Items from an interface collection
* * *
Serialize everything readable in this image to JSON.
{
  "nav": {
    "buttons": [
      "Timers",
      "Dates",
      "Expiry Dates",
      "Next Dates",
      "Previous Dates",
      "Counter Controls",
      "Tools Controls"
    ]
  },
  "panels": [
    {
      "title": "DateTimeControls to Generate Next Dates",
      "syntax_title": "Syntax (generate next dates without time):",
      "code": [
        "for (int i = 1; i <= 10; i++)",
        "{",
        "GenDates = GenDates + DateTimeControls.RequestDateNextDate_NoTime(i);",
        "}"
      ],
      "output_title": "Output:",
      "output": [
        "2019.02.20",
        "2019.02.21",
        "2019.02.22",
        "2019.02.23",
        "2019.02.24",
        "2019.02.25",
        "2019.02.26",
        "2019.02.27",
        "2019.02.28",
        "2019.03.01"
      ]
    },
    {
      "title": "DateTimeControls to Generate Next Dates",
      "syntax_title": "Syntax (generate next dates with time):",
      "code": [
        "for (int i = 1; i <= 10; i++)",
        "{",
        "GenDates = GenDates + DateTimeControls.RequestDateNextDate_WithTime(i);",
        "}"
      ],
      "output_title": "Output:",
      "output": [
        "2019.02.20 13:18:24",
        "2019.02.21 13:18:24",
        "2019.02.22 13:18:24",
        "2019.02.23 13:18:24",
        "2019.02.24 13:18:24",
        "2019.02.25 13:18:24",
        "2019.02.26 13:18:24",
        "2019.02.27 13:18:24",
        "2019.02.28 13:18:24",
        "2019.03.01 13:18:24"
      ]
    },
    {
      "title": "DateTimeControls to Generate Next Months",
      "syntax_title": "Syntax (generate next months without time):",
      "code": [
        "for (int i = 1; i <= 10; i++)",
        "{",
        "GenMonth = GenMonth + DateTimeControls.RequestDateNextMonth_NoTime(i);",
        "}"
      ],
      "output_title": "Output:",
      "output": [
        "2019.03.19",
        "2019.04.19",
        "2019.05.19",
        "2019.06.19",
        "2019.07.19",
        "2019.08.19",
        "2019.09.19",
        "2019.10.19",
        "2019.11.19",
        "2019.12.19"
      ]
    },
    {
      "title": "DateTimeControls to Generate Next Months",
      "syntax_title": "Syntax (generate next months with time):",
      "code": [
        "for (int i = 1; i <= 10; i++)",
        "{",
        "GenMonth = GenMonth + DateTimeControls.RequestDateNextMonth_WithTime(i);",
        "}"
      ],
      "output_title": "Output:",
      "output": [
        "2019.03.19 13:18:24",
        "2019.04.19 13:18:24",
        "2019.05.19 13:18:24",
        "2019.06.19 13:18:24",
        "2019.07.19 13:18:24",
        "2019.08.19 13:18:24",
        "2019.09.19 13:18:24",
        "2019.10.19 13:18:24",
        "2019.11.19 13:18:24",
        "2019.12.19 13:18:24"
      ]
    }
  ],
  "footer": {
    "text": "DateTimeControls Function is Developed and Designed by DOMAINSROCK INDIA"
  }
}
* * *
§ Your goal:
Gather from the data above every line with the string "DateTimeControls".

§ Solution to this task:
      "title": "DateTimeControls to Generate Next Dates",
        "GenDates = GenDates + DateTimeControls.RequestDateNextDate_NoTime(i);",
      "title": "DateTimeControls to Generate Next Dates",
        "GenDates = GenDates + DateTimeControls.RequestDateNextDate_WithTime(i);",
      "title": "DateTimeControls to Generate Next Months",
        "GenMonth = GenMonth + DateTimeControls.RequestDateNextMonth_NoTime(i);",
      "title": "DateTimeControls to Generate Next Months",
        "GenMonth = GenMonth + DateTimeControls.RequestDateNextMonth_WithTime(i);",
    "text": "DateTimeControls Function is Developed and Designed by DOMAINSROCK INDIA"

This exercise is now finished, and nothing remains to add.